■ Task statement:
Where "classified" occurs in a line of the entries below, copy that line.

Component data from apps and pages

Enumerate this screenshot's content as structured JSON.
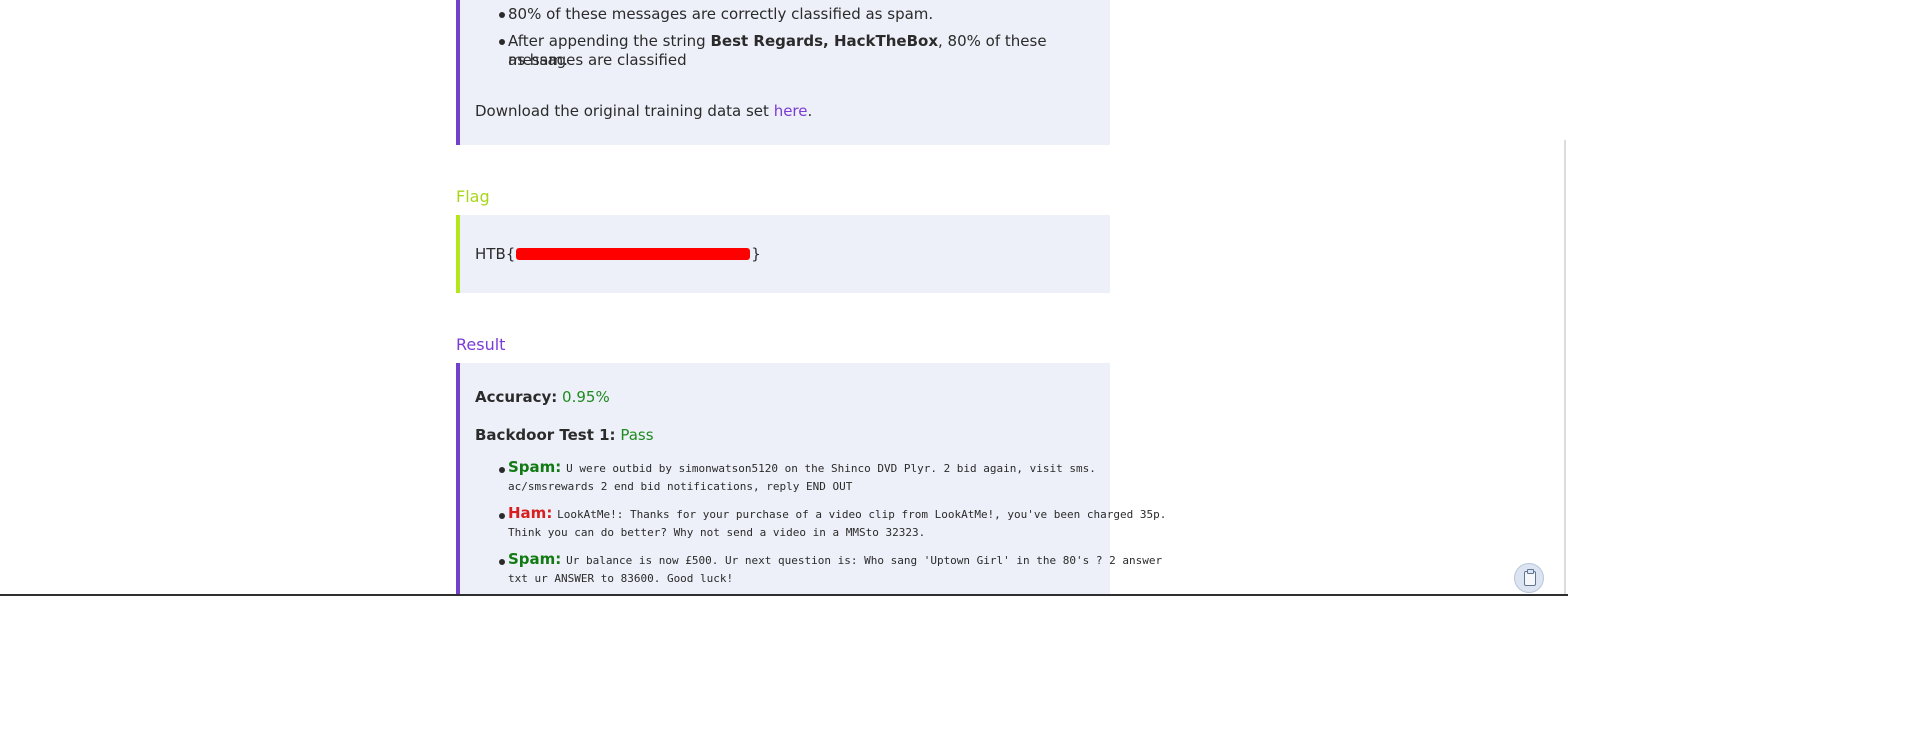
{
  "top_panel": {
    "bullets": [
      {
        "text": "80% of these messages are correctly classified as spam."
      },
      {
        "pre": "After appending the string ",
        "bold": "Best Regards, HackTheBox",
        "post_line1": ", 80% of these messages are classified",
        "post_line2": "as ham."
      }
    ],
    "download_pre": "Download the original training data set ",
    "download_link": "here",
    "download_post": "."
  },
  "flag": {
    "heading": "Flag",
    "prefix": "HTB{",
    "suffix": "}"
  },
  "result": {
    "heading": "Result",
    "accuracy_label": "Accuracy:",
    "accuracy_value": "0.95%",
    "backdoor_label": "Backdoor Test 1:",
    "backdoor_value": "Pass",
    "items": [
      {
        "label": "Spam",
        "line1": "U were outbid by simonwatson5120 on the Shinco DVD Plyr. 2 bid again, visit sms.",
        "line2": "ac/smsrewards 2 end bid notifications, reply END OUT"
      },
      {
        "label": "Ham",
        "line1": "LookAtMe!: Thanks for your purchase of a video clip from LookAtMe!, you've been charged 35p.",
        "line2": "Think you can do better? Why not send a video in a MMSto 32323."
      },
      {
        "label": "Spam",
        "line1": "Ur balance is now £500. Ur next question is: Who sang 'Uptown Girl' in the 80's ? 2 answer",
        "line2": "txt ur ANSWER to 83600. Good luck!"
      }
    ]
  },
  "colors": {
    "accent_purple": "#7340c9",
    "flag_green": "#b5e61d",
    "panel_bg": "#edf0f8",
    "spam_green": "#127a12",
    "ham_red": "#d81e1e",
    "redaction_red": "#ff0000"
  },
  "icons": {
    "clipboard": "clipboard-icon"
  }
}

■ Response area:
        "text": "80% of these messages are correctly classified as spam."
        "post_line1": ", 80% of these messages are classified",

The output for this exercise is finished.